  • Take a chance! All life is a chance. A person who goes farthest is generally the one who is willing to do and dare.
  • Dale Carnegie

Monday, November 11th, 2019

The Problem Might Be You

“Influence means your behaviors matter. The people around you – to some degree – reflect you.” – Dan Rockwell, Leadership Freak

If you are a partner in the firm and it bothers you when people are not punctual yet, you often come into the office late, others think it is okay.

If you are the manager on a review engagement and because you are experienced, you cut a corner or two, others think it is okay.

If you are at the Senior level in a firm and you are not completely accurate and punctual recording your time on jobs, others think it is okay.

If you are the firm administrator and you occasionally take an extended lunch hour for no particular reason, others think it is okay.
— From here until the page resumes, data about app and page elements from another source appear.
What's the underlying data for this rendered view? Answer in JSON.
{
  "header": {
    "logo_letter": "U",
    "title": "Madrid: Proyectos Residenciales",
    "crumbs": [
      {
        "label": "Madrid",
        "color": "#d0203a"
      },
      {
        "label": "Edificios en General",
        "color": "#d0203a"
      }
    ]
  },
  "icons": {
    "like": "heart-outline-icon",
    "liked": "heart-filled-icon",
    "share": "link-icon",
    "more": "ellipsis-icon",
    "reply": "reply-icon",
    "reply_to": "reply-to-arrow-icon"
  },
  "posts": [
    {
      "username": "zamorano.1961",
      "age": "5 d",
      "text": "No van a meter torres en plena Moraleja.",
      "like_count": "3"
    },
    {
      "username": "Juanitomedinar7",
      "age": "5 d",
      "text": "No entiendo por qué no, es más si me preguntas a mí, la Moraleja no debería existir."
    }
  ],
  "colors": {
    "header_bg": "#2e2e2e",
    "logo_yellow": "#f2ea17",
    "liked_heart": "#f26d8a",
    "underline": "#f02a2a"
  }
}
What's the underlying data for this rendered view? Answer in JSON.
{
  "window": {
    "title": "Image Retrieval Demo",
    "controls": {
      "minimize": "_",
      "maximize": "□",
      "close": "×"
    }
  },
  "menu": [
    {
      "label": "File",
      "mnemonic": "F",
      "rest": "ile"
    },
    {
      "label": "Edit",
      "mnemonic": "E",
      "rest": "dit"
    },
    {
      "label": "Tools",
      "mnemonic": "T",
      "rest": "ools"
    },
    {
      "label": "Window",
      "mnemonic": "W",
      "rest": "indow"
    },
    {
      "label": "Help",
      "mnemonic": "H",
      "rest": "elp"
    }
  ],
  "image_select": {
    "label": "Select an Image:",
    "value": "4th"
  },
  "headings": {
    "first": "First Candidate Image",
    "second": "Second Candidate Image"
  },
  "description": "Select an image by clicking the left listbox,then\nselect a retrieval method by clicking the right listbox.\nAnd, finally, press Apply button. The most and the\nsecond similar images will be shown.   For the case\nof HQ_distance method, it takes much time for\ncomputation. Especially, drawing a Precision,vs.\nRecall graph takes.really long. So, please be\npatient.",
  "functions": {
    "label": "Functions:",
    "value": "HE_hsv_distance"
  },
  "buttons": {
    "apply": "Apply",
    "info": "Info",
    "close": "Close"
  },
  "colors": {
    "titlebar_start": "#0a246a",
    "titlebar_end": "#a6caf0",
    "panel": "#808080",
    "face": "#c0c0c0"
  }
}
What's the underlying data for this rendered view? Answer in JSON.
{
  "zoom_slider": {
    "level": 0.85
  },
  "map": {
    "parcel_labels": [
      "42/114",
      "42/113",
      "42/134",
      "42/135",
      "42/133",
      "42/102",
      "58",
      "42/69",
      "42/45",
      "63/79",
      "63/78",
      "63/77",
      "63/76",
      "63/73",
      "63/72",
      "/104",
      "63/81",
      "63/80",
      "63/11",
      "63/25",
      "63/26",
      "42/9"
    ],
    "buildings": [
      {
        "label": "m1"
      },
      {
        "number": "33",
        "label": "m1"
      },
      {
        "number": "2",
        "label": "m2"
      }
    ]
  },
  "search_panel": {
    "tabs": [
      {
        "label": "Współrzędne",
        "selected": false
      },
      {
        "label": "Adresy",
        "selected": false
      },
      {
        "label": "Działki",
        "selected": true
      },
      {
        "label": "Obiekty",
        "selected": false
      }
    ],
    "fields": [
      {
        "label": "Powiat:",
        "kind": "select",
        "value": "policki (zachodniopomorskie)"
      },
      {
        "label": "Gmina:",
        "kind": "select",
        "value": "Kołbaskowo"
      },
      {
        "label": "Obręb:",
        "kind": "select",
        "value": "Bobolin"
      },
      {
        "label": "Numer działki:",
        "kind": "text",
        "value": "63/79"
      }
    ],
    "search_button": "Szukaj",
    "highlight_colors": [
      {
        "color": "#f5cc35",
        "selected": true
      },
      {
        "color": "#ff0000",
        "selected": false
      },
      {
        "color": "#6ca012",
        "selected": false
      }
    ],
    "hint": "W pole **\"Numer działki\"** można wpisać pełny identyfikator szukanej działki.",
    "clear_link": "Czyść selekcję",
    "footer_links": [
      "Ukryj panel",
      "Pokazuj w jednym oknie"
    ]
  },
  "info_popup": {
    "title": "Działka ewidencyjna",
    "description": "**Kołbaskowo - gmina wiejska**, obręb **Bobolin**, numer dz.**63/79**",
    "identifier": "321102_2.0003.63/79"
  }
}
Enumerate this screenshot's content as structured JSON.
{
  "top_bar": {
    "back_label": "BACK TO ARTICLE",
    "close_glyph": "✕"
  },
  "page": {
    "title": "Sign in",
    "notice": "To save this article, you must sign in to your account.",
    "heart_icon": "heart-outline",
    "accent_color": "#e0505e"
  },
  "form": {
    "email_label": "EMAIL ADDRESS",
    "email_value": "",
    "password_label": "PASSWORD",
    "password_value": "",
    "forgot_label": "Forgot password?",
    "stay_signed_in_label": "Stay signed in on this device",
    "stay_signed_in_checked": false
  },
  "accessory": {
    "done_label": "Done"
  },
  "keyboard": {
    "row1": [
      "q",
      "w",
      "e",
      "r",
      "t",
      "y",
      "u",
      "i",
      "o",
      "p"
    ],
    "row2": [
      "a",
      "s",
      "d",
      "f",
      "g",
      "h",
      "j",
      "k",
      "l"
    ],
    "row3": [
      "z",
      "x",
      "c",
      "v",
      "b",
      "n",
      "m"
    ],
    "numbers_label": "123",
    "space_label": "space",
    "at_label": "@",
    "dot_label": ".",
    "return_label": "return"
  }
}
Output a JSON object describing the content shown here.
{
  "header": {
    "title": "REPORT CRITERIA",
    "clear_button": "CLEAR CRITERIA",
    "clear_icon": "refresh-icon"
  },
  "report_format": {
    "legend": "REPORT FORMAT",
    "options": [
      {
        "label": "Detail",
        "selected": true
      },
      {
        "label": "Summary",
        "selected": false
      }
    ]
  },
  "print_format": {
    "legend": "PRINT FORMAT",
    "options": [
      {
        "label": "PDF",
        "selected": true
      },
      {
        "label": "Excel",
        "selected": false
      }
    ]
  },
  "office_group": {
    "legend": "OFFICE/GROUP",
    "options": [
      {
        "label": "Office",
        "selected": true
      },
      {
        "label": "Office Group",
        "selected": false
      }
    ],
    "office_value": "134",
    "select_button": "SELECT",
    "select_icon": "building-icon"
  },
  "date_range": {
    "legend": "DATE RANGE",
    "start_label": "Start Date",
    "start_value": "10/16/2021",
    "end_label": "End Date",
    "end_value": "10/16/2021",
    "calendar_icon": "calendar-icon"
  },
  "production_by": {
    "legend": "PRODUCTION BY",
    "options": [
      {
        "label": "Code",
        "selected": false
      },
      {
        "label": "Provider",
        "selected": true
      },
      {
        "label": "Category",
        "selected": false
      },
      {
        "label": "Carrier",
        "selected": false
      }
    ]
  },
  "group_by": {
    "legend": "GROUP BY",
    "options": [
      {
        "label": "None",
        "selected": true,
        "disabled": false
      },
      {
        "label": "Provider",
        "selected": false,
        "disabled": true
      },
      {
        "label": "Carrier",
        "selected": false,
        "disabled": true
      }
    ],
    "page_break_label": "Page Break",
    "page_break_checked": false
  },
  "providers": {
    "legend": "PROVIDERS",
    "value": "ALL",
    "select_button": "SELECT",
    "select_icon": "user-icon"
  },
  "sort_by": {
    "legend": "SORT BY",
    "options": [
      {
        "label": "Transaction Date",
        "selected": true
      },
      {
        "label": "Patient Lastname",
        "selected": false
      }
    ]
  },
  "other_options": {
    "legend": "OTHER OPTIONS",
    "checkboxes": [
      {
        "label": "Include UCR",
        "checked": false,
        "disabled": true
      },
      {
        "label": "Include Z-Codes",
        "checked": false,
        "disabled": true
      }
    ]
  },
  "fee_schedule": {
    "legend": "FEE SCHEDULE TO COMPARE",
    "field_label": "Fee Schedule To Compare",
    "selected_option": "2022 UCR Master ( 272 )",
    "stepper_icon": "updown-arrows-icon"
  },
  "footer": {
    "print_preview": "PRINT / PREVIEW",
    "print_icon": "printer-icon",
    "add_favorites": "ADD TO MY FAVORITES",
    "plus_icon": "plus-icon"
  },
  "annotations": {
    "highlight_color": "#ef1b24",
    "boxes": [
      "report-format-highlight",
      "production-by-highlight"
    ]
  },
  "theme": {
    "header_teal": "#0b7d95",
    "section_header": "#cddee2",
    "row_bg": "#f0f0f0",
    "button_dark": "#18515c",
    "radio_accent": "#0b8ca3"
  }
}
No matter what your title, your peers and others observe what you do and are influenced by your actions. What you do and the behaviors you adopt make a difference – you are an influencer.

You can also strive to be a GOOD example. That also influences others.

 

  • Example is not the main thing in influencing others. It is the only thing.
  • Albert Schweitzer

Wednesday, November 6th, 2019

New CPAs Have a Challange

“I’m still learning.” – Michelangelo

From NASBA:

The body of knowledge for newly licensed CPAs is growing. Compared to 1980, today there are:

Three times as many pages in the Internal Revenue Code

Four times as many accounting standards

Five times as many auditing standards

That’s why, to me, CPAs must be the champions of life long learning!

  • Learning is not attained by chance, it must be sought for with ardor and attended to with diligence.
  • Abigail Adams

Monday, November 4th, 2019

Be Clear About Your Purpose

“It’s not enough to have lived. We should be determined to live for something.”  Winston Churchill

The partners go away for a couple of days and come back with a firm mission statement. Does that inspire you? I doubt it. In many firms, it is just another “flavor of the month” and soon no one will even be able to recite it.

I like the new trend in calling it (mission statement) a statement of purpose. What is the purpose of your firm? What are you trying to achieve?

Many owner groups struggle with defining and living, their purpose. Some even copy a purpose from another firm and roll it out to their team as if it has real meaning to the owners.

Per an interesting article via Harvard Business Review, a truly powerful purpose statement is one that achieves two objectives: clearly articulating strategic goals and motivating your workforce.

If you want to find and retain top talent, they must know and understand your firm’s purpose – I mean really, not just some fancy words.

Surveys tell us that a large percentage of employees don’t feel fully connected to their firm’s purpose, they don’t see the value they create and that their jobs don’t allow them to fully leverage their strengths.

This adds up to a crisis of purpose. And, what follows along is a communication crisis. As I continue to say – most problems I encounter inside accounting firms can be traced back to poor, or lack of, communication.

Read and share the HBR article with your firm leaders. It is titled, Why Are We Here? Good question.

  • Workers feel lost. And over time, a lack of direction saps motivation; people begin backing away from the challenges required to achieve the firm’s articulated goals.
  • Sally Blount & Paul Leinwand, authors HBR

Wednesday, October 30th, 2019

What If They Stay?

“To avoid criticism, do nothing, say nothing, and be nothing.” – Elbert Hubbard

I see it all the time, there are people who need to go. Owners hope and pray they will eventually quit. In fact, they subtly take steps to encourage departure. But, what if they stay? Is it worth demotivating your top performers because poor performers experience no consequences for their lack of engagement, low performance, and bad attitudes?
Here’s a tweet from Bruce Tulgan, author of It’s Okay To Be The Boss:
Of course, there are employees we don’t want to lose. But who are you afraid will stay? Identify those people. Are they low performers? Do they have an attitude problem? Are they simply not engaged? If you can fix the problem, do it! Otherwise, you’ve got to let those people go.
  • No man goes before his time; unless the boss leaves early.
  • Groucho Marx